##### Data for processing #####
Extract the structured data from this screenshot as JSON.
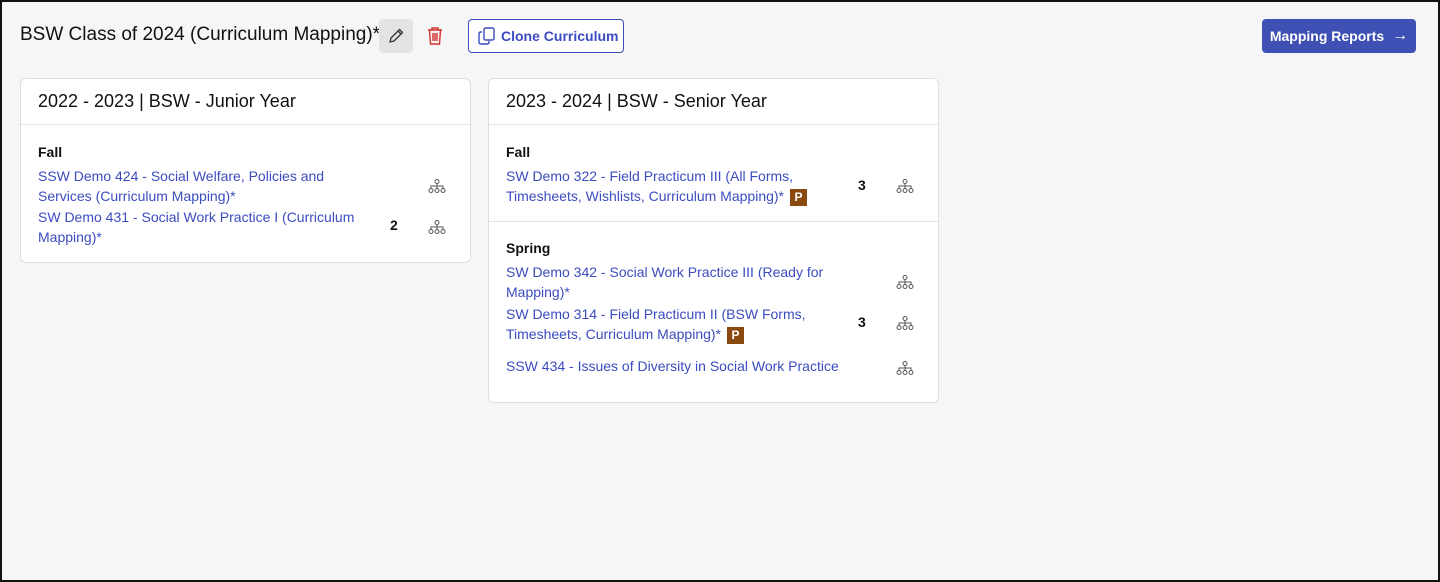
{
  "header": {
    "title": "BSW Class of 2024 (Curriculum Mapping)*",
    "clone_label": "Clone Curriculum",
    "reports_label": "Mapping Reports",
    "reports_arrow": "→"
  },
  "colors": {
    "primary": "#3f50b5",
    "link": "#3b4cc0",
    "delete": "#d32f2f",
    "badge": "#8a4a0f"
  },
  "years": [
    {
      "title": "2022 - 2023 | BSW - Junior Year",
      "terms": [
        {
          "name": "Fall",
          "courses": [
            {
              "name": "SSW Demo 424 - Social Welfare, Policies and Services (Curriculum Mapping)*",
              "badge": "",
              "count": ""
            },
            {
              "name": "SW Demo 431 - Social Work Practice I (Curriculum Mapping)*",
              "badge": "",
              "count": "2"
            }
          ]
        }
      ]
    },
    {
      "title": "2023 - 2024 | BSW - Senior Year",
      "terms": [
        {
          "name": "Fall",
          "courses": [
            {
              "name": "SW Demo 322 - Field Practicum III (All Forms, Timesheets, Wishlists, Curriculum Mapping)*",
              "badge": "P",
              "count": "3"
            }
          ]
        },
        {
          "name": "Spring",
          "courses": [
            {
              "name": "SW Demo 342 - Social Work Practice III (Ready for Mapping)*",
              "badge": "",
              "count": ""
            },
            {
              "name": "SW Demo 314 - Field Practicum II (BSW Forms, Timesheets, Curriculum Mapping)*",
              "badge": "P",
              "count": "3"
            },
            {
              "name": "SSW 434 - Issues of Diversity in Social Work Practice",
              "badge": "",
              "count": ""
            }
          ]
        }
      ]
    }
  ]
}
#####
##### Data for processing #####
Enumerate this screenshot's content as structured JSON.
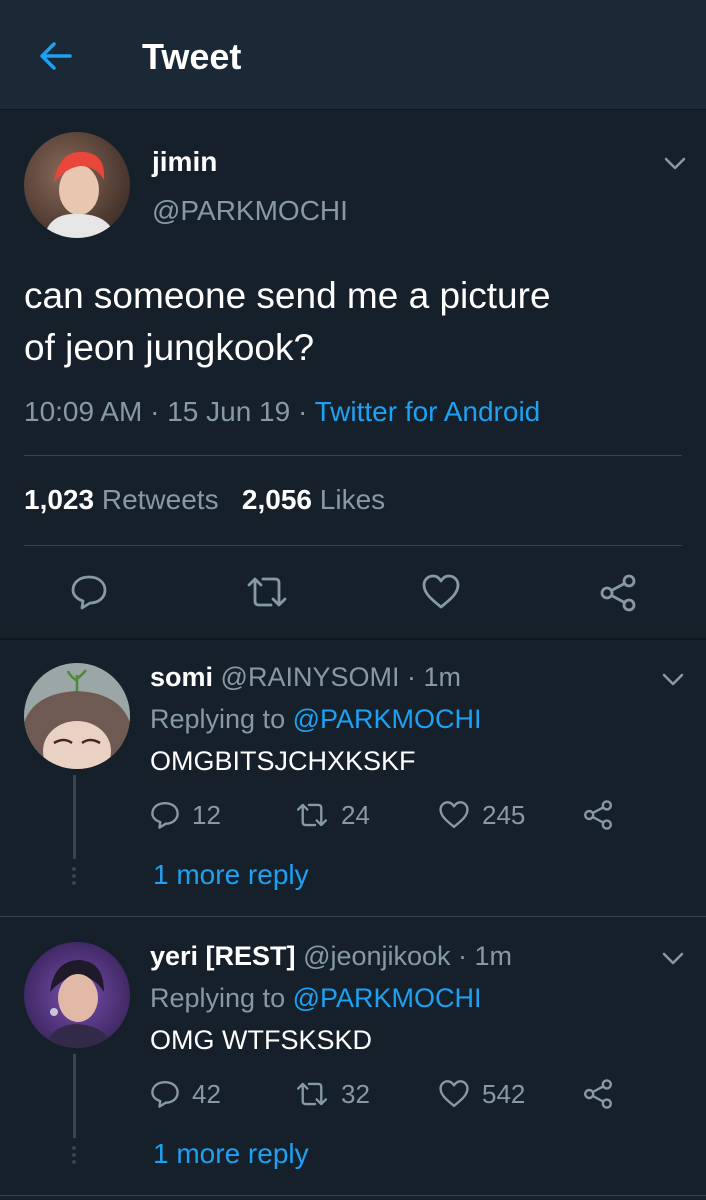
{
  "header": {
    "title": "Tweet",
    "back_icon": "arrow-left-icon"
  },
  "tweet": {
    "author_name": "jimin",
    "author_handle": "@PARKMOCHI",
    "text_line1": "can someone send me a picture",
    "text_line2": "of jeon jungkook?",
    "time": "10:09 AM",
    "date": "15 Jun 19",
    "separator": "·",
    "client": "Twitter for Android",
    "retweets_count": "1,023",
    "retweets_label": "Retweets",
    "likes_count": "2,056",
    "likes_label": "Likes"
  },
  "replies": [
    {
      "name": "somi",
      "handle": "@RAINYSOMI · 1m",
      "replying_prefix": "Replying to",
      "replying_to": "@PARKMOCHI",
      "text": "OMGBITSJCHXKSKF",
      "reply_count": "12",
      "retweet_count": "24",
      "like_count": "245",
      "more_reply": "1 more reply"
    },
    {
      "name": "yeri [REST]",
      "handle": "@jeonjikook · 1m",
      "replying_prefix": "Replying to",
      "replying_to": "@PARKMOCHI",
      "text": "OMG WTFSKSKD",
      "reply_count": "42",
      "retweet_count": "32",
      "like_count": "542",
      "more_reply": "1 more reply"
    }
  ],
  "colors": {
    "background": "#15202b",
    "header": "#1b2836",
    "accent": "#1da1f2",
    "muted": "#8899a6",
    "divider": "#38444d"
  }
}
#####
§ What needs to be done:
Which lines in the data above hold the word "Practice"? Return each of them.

§ Completed exercise:
              "name": "SW Demo 431 - Social Work Practice I (Curriculum Mapping)*",
              "name": "SW Demo 342 - Social Work Practice III (Ready for Mapping)*",
              "name": "SSW 434 - Issues of Diversity in Social Work Practice",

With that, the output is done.